*EXERCISE INSTRUCTIONS*.
Could you please return each line of the data that has the word "Network"?

*MATERIAL PROVIDED*.

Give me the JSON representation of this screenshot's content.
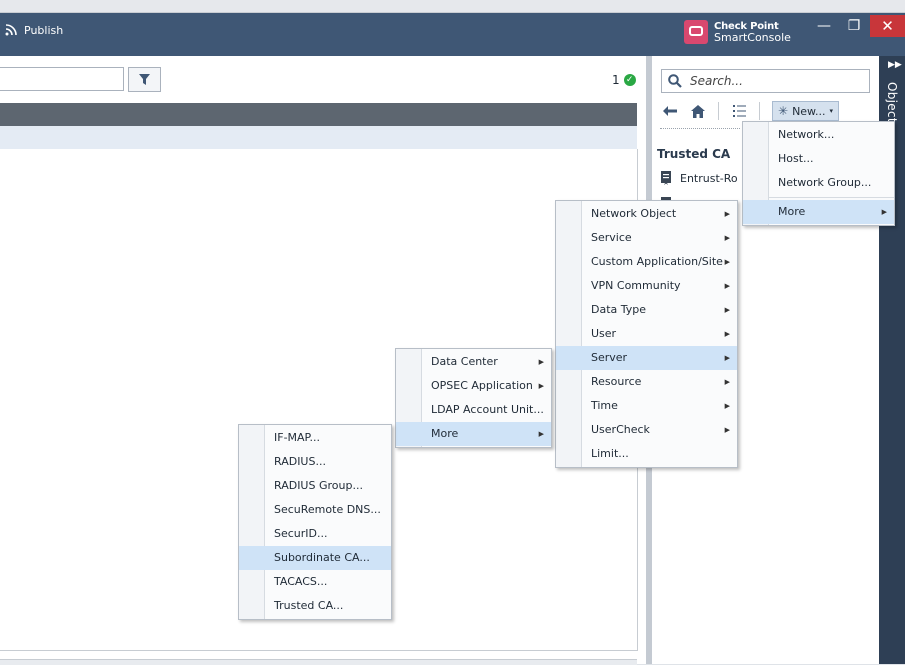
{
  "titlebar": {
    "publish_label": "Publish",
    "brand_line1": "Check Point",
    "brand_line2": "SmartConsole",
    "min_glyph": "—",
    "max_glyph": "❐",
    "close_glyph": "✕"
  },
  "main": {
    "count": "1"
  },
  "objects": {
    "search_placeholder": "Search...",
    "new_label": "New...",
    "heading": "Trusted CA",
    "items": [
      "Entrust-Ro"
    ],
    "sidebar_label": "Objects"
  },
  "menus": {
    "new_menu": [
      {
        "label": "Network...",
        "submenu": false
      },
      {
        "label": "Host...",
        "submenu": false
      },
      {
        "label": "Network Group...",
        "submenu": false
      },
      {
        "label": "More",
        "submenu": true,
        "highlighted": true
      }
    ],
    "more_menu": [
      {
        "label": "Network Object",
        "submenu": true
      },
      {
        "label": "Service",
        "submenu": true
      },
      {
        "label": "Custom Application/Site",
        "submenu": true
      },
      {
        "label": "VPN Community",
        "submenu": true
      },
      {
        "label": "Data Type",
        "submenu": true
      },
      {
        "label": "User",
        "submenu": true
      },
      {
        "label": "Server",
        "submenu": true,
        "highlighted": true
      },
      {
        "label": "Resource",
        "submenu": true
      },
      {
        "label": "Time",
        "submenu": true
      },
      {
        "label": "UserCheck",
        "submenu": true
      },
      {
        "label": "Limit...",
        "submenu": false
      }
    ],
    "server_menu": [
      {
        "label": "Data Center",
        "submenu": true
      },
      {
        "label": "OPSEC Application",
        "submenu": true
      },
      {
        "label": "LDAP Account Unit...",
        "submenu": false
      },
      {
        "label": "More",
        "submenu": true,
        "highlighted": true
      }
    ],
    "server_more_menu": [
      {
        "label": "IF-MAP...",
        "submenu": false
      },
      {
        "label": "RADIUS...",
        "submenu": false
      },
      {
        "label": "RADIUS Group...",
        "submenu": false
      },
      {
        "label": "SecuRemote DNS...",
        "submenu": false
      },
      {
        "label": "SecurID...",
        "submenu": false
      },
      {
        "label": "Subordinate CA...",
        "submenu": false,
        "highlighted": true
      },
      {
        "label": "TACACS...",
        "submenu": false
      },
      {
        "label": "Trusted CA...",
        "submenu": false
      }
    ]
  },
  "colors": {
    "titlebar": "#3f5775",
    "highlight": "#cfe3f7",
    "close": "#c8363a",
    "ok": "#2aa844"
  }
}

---

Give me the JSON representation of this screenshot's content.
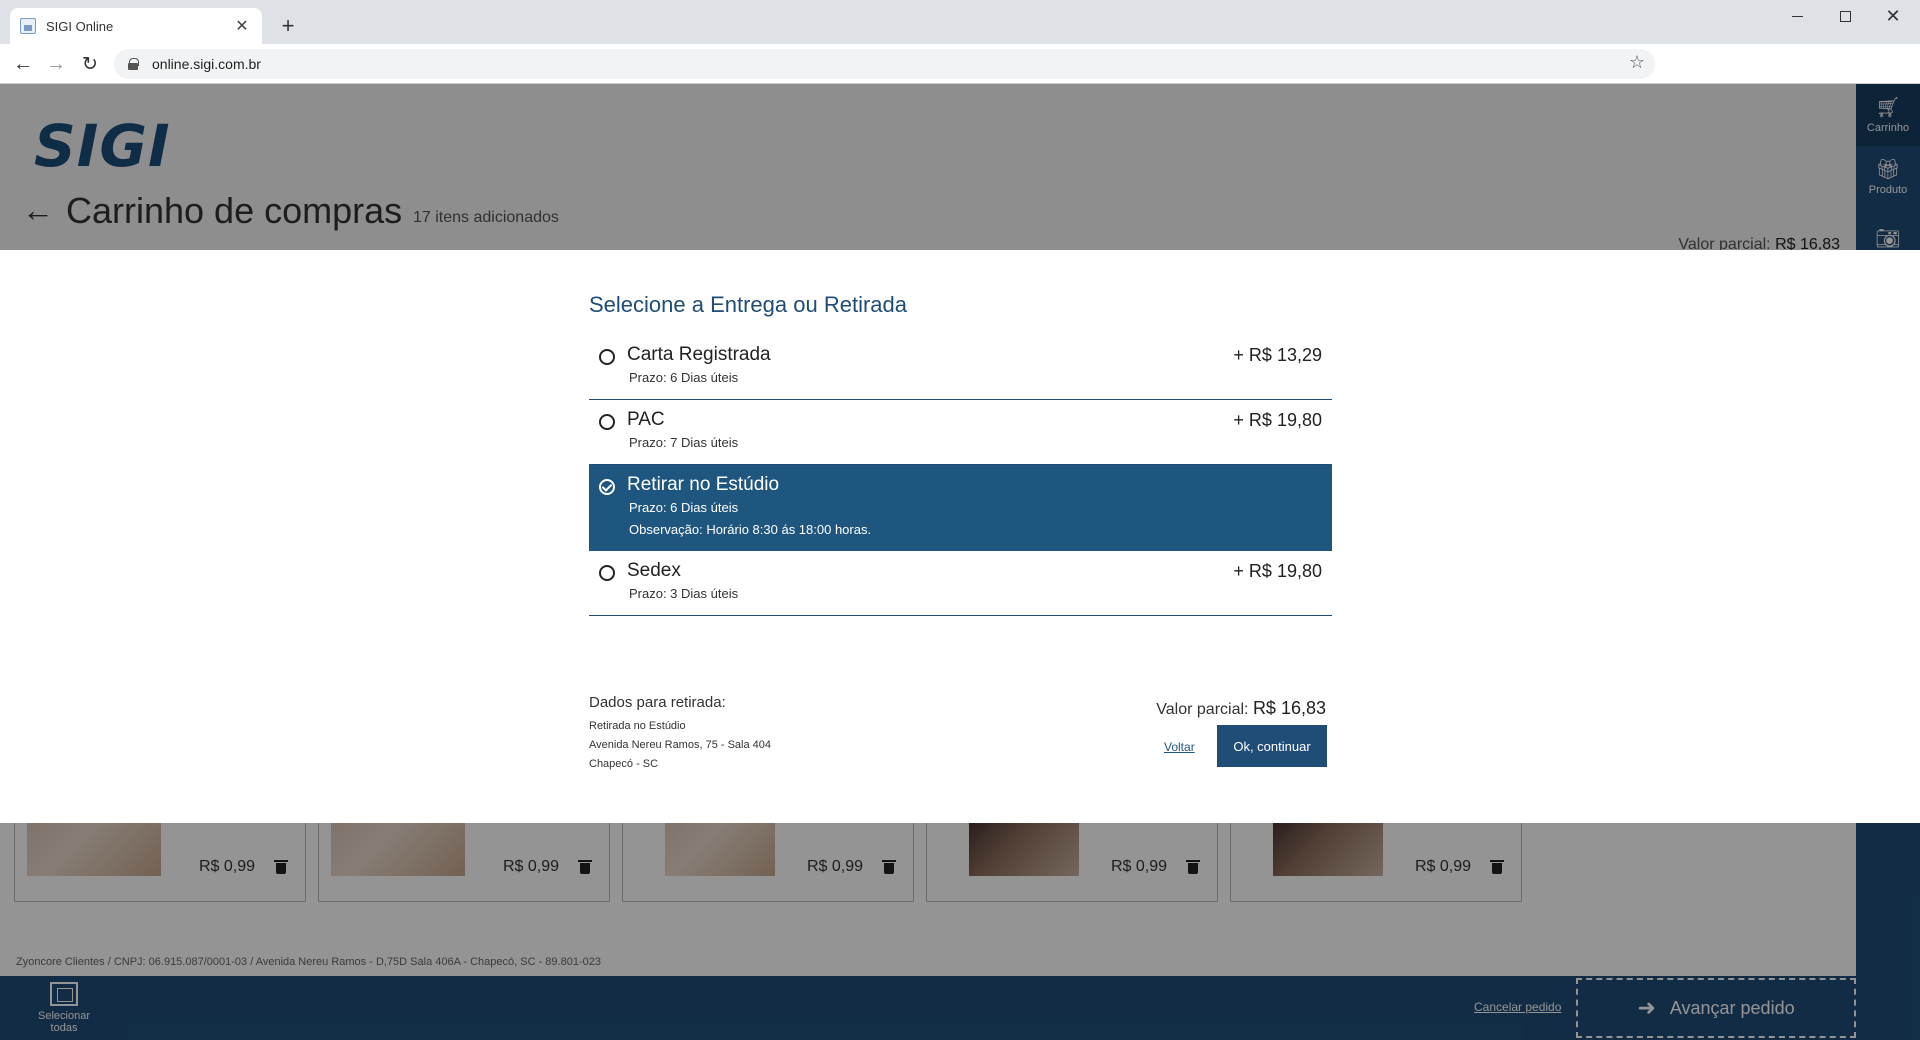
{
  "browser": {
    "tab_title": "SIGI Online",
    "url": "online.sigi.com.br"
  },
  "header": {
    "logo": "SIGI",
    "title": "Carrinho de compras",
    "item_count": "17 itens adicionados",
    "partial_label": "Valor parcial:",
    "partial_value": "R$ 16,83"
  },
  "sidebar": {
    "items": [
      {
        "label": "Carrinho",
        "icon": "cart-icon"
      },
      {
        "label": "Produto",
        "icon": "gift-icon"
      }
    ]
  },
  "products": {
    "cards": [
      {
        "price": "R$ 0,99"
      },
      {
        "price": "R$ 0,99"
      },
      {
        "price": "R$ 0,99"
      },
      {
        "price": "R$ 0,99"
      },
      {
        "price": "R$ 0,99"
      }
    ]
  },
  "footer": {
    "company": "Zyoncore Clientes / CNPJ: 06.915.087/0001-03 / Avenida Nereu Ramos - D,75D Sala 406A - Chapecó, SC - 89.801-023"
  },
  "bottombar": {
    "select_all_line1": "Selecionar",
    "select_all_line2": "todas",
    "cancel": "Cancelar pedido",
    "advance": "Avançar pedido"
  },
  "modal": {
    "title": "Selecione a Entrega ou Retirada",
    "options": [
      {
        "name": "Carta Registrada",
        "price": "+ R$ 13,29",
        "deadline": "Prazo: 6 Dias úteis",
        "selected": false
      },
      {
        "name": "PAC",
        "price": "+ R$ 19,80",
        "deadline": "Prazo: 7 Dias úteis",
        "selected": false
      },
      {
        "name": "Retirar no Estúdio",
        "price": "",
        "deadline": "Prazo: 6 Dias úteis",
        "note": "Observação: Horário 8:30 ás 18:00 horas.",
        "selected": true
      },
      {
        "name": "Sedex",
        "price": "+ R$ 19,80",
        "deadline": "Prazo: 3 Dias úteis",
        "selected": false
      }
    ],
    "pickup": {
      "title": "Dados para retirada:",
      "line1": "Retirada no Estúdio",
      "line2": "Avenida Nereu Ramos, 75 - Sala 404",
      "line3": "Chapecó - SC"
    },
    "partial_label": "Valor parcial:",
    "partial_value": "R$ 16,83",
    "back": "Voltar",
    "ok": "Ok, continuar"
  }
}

*ANSWER SPACE*.
        "label": "Network...",
        "label": "Network Group...",
        "label": "Network Object",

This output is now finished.